Gabriella Sanchez is an assistant professor at the National Security Studies Institute at the University of Texas at El Paso.
Julia O’Connell Davidson is a professor in social research at the School of Sociology, Politics and International Studies, University of Bristol. She has a longstanding research interest in work and economic life, which she has explored through studies of employment relations in the privatized utilities, as well as through research on prostitution and on sex tourism. Since 2001, she has been involved in research on various aspects of ‘human trafficking’, as well as on child migration, child ‘trafficking’ and children’s rights. Julia currently holds a Leverhulme Major Research Fellowship for a project titled 'Modern slavery and the margins of freedom: Debtors, detainees and children'. This work has resulted in the book Modern Slavery: The Margins of Freedom, now out from Palgrave (2015). She furthermore has published extensively on prostitution, ‘trafficking’, and ‘modern slavery’, and is author of Prostitution, Power and Freedom (1998, Polity) and Children in the Global Sex Trade (2005, Polity).
Sam is presently a lecturer in Sociology at the University of Nottingham, and holds a Ph.D. in Social Policy and Administration from the same university. He is primarily interested in sociological, anthropological and policy analysis of childhood, child rights, human rights, social justice, (in)equality, globalisation, migration, racism and identity. He has researched children’s involvement in artisanal gold mining and actively contributes to discussions on this topic and to related debates. Through a number of publications, events and a BBC radio interview, he has argued for more complex analysis of and solutions to this phenomenon and to others deemed to constitute contemporary child or human enslavement. Sam previously worked at the University of Sheffield on a research project on children’s participation rights in the Niger Delta region of Nigeria. Please find a list of Sam’s publications on his university website.
Elena Shih is an Assistant Professor of American Studies and Ethnic Studies at Brown University. Her current book project, The Price of Freedom: Moral and Political Economies of Global Human Trafficking Rescue, is based off 40 months of ethnographic participant observation of the transnational movement to combat human trafficking. She is also a Faculty Fellow leading the Human Trafficking Research Cluster through the Center for the Study of Slavery and Justice. She tweets at: @uhlenna.
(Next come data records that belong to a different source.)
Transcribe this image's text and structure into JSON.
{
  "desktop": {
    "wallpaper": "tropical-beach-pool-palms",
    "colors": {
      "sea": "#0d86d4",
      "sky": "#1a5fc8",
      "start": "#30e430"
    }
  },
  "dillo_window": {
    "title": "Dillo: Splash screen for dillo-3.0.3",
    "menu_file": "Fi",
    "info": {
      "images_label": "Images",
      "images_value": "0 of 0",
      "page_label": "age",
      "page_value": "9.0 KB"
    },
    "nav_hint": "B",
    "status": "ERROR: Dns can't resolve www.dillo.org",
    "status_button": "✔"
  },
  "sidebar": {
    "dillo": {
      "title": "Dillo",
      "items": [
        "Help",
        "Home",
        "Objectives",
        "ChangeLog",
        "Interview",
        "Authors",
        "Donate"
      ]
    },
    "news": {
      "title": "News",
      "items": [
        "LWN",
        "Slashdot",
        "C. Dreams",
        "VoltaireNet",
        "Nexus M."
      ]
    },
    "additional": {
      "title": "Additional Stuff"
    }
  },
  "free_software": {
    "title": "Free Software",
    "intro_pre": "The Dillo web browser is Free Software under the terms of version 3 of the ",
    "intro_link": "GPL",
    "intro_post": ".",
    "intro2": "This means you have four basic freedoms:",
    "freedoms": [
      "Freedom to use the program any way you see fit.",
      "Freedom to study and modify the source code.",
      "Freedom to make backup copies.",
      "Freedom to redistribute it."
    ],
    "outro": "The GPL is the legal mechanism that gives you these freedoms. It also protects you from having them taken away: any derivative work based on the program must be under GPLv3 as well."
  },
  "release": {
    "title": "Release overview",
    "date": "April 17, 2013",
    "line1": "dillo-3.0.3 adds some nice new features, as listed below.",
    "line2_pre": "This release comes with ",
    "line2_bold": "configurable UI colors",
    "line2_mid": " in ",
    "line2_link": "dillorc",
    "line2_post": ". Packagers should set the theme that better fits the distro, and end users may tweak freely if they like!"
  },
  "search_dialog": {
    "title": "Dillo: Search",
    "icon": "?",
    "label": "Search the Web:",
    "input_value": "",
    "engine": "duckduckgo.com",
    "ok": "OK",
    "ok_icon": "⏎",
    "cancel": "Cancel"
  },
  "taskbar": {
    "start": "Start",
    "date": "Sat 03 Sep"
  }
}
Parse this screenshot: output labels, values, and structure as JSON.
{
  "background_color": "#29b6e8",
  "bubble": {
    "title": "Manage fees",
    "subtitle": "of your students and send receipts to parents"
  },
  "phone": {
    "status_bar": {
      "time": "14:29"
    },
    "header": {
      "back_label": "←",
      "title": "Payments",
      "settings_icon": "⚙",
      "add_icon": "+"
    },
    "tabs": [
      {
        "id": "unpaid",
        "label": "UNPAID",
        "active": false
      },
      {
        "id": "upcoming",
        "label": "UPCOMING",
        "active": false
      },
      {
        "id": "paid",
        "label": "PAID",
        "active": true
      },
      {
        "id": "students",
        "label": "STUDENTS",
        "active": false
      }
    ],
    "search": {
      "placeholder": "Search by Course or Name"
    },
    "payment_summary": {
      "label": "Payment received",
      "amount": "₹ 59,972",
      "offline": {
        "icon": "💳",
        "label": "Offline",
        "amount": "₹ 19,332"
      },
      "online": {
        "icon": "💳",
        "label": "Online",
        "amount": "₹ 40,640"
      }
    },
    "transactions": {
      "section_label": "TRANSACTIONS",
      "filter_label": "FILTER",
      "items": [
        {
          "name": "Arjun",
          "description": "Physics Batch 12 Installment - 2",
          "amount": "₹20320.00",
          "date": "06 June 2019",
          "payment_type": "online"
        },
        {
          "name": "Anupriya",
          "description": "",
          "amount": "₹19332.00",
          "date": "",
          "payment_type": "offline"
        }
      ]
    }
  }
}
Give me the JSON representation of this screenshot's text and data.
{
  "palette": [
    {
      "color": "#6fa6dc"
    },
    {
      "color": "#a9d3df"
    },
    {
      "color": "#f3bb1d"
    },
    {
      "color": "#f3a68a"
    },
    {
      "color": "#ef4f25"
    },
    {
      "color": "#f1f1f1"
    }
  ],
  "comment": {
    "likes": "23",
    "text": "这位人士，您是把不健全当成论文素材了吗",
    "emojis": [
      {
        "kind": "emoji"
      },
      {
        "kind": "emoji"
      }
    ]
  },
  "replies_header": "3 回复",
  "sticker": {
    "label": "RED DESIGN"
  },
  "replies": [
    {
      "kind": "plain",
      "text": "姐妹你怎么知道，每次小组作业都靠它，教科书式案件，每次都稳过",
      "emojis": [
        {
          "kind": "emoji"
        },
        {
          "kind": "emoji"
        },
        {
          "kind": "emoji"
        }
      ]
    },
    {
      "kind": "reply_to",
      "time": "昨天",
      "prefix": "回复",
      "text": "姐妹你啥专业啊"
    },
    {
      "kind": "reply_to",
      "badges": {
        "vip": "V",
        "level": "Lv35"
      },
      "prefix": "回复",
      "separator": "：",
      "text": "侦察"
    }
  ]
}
Cecily Jones holds a PhD in Sociology from Goldsmiths College, University of London. She currently holds an Associate Fellowship at the University of Warwick, where she formerly served as Associate Professor in the Dept of Sociology, and as Director of the Centre for Caribbean Studies. She has more recently held a Senior Lectureship at the Institute for Gender and Development Studies at the University of the West Indies, Mona Campus, Jamaica. Her main research interests address colonial slavery in the Caribbean, and its intersections with race, gender, sexuality and enslaved childhood.
Neil Howard is an academic and activist based at the University of Antwerp. He is a Postdoctoral Research Fellow at the Institute of Development Policy and Management, where his research focuses on forced labour, trafficking and slavery, and on the work of the modern ‘abolitionist’ field. You can find open-source versions of Neil’s publications on his blog and follow him on twitter @NeilPHoward.
Cameron Thibos is the managing editor of Beyond Trafficking and Slavery. He previously worked as a research associate at the Migration Policy Centre, European University Institute in Florence. He is a specialist in migration and possesses regional expertise in Turkey and the Arab World. Cameron received his D.Phil in 2014 from the Department of International Development at the University of Oxford.
Penelope Kyritsis is an associate editor at Beyond Trafficking and Slavery. She holds a BA in Postcolonial Legal Studies from Brown University, where she wrote a senior thesis on the humanitarian and legal discourses around sex trafficking and the contemporary refugee crisis. She conducted ethnographic fieldwork in Marseille, France (summer 2015) and Athens, Greece (winter 2016).